The report further states that other factors which contributed to the crash were an early left turn manoeuvre carried out after the aeroplane had taken off from an airstrip at Impalila Island and the aircraft’s wing flaps being retracted below the recommended speed for such a step.
In the report, two investigators of the Ministry of Works and Transport’s Directorate of Aircraft Accident Investigation concluded that the aircraft stalled and crashed after the early left turn manoeuvre.
The 21-year-old pilot Nicole Mienie and a family of four German tourists – Thomas Rings (59), Evelyn Rings (57), Alicia Rings (19) and Paulina Rings (17) – lost their lives in the crash on 30 August last year.
In the report, the investigators recount that the Cessna 210 aircraft in which Mienie and her passengers took off from the airstrip made an early left turn after take-off and then inclined sharply and veered off to the left, before the tip of its left wing struck a tree next to the Zambezi River and the plane crashed into the river.
All five occupants of the aircraft were killed in the crash. The aircraft was damaged beyond repair.
Aircraft accident investigators Thomas Herman and Ben Engelbrecht record in their report that the plane’s maximum take-off weight, according to its pilot operating handbook, was 3 800 pounds (about 1 723 kilograms).
However, the investigators calculated that the aircraft had a total weight of 3 875 pounds (about 1 757 kg) on take-off.
Before taking off, Mienie realised that the four passengers’ luggage was too heavy and decided to load off two big bags, which were to be forwarded to the family’s destination separately, it is recounted in the report.

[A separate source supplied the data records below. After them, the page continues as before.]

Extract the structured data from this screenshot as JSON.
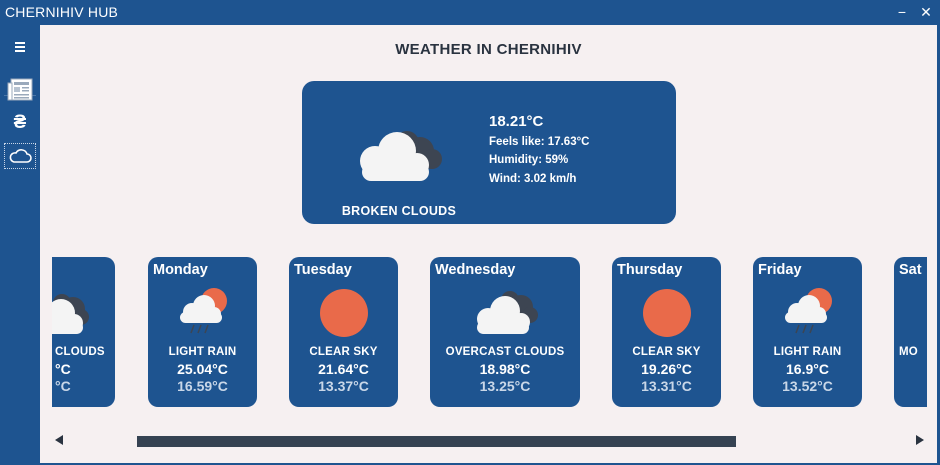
{
  "app": {
    "title": "CHERNIHIV HUB"
  },
  "window_controls": {
    "minimize": "−",
    "close": "✕"
  },
  "sidebar": {
    "items": [
      {
        "name": "menu",
        "icon": "hamburger-menu-icon"
      },
      {
        "name": "news",
        "icon": "newspaper-icon"
      },
      {
        "name": "currency",
        "icon": "hryvnia-icon",
        "glyph": "₴"
      },
      {
        "name": "weather",
        "icon": "cloud-icon",
        "active": true
      }
    ]
  },
  "page": {
    "heading": "WEATHER IN CHERNIHIV"
  },
  "current": {
    "temp": "18.21°C",
    "feels_like": "Feels like: 17.63°C",
    "humidity": "Humidity: 59%",
    "wind": "Wind: 3.02 km/h",
    "description": "BROKEN CLOUDS",
    "icon": "broken-clouds-icon"
  },
  "forecast": [
    {
      "day": "",
      "description": "CLOUDS",
      "high": "°C",
      "low": "°C",
      "icon": "dark-clouds-icon"
    },
    {
      "day": "Monday",
      "description": "LIGHT RAIN",
      "high": "25.04°C",
      "low": "16.59°C",
      "icon": "light-rain-icon"
    },
    {
      "day": "Tuesday",
      "description": "CLEAR SKY",
      "high": "21.64°C",
      "low": "13.37°C",
      "icon": "sun-icon"
    },
    {
      "day": "Wednesday",
      "description": "OVERCAST CLOUDS",
      "high": "18.98°C",
      "low": "13.25°C",
      "icon": "overcast-clouds-icon"
    },
    {
      "day": "Thursday",
      "description": "CLEAR SKY",
      "high": "19.26°C",
      "low": "13.31°C",
      "icon": "sun-icon"
    },
    {
      "day": "Friday",
      "description": "LIGHT RAIN",
      "high": "16.9°C",
      "low": "13.52°C",
      "icon": "light-rain-icon"
    },
    {
      "day": "Sat",
      "description": "MO",
      "high": "",
      "low": "",
      "icon": ""
    }
  ],
  "colors": {
    "accent": "#1e5490",
    "background": "#f6f0f1",
    "sun": "#e96a4a",
    "cloud": "#f4f4f4",
    "dark_cloud": "#3d4552"
  }
}
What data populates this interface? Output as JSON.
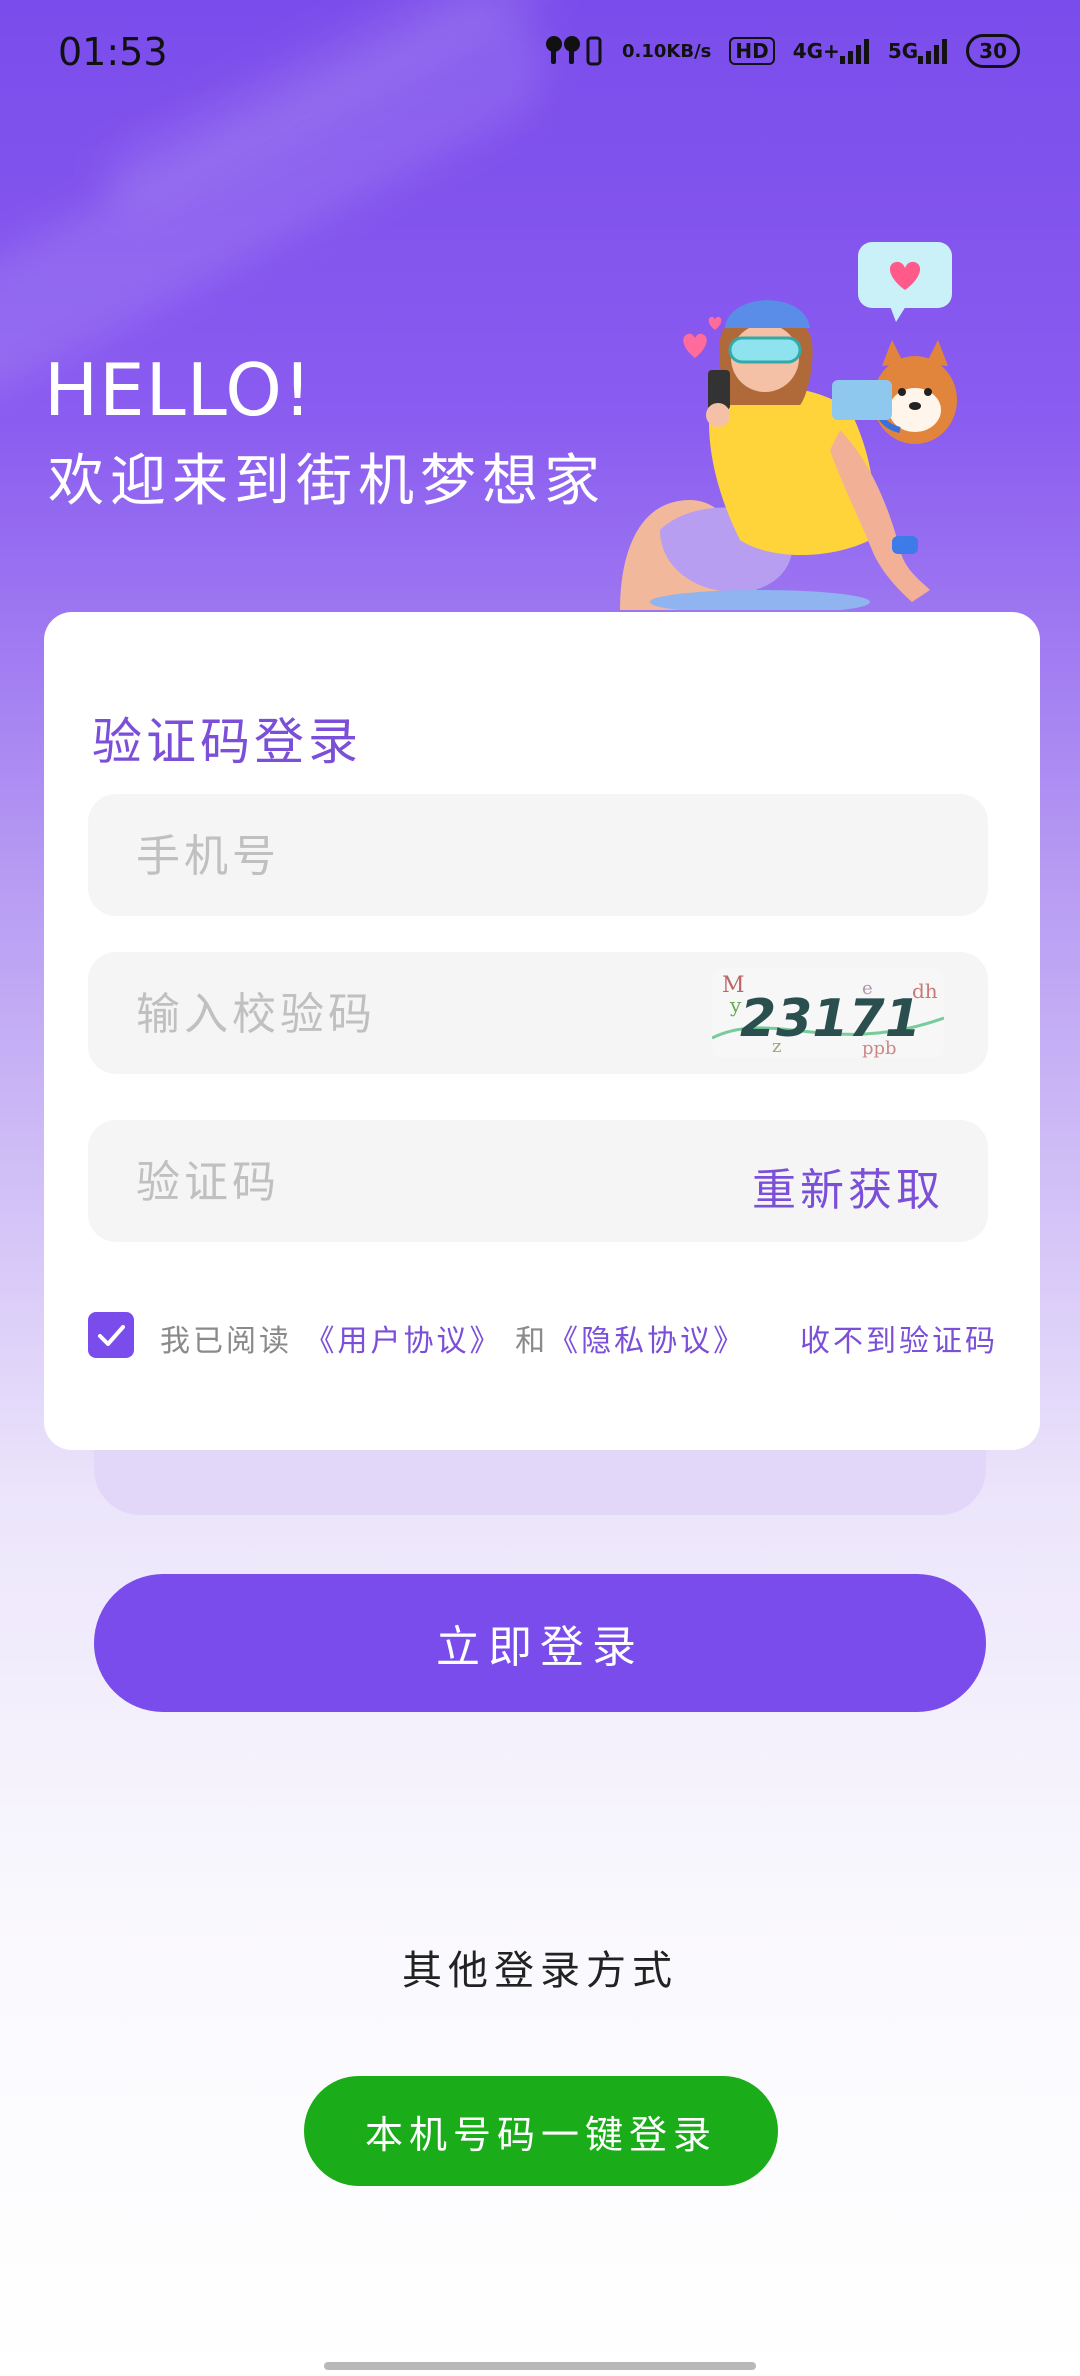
{
  "status_bar": {
    "time": "01:53",
    "net_speed_value": "0.10",
    "net_speed_unit": "KB/s",
    "hd_label": "HD",
    "sim1_label": "4G+",
    "sim2_label": "5G",
    "battery": "30",
    "icons": [
      "earbuds-icon",
      "hd-icon",
      "signal-4g-icon",
      "signal-5g-icon",
      "battery-icon"
    ]
  },
  "hero": {
    "hello": "HELLO!",
    "welcome": "欢迎来到街机梦想家"
  },
  "login_card": {
    "title": "验证码登录",
    "phone_placeholder": "手机号",
    "captcha_input_placeholder": "输入校验码",
    "captcha_image_text": "23171",
    "sms_code_placeholder": "验证码",
    "resend_label": "重新获取",
    "agree_prefix": "我已阅读",
    "user_agreement": "《用户协议》",
    "and_text": "和",
    "privacy_policy": "《隐私协议》",
    "no_code_label": "收不到验证码",
    "agree_checked": true
  },
  "actions": {
    "login_label": "立即登录",
    "other_methods_title": "其他登录方式",
    "one_key_login_label": "本机号码一键登录"
  },
  "colors": {
    "primary": "#7a4ceb",
    "accent_text": "#7b4fd8",
    "green": "#1aad19"
  }
}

The investigators recorded that Mienie was the holder of a commercial pilot licence that was issued on 4 October 2021. She had 310 hours of flying experience, of which 80 hours were on the Cessna 210 aircraft type.
According to a flight data tracking device in the ill-fated plane, the aircraft had a speed of 61 knots (about 113 kilometres per hour) when it turned left before the crash.
The aircraft’s stalling speed at maximum weight with flaps fully retracted was 69 knots (about 128 km/h), and it would stall if flown slower than that speed, the investigators stated.
They also noted that according to eyewitnesses at the airstrip, Mienie had some difficulty when landing at the airstrip about 40 minutes before the crash.
They concluded that this was due to a lack of experience and because Mienie was not familiar with the airstrip and had not received a briefing on it before she flew from Eros Airport in Windhoek to Impalila Island to pick up the Rings family.
The investigators did not detect any mechanical problems with the aircraft’s engine, fuel system and ignition system when these were tested during their investigation.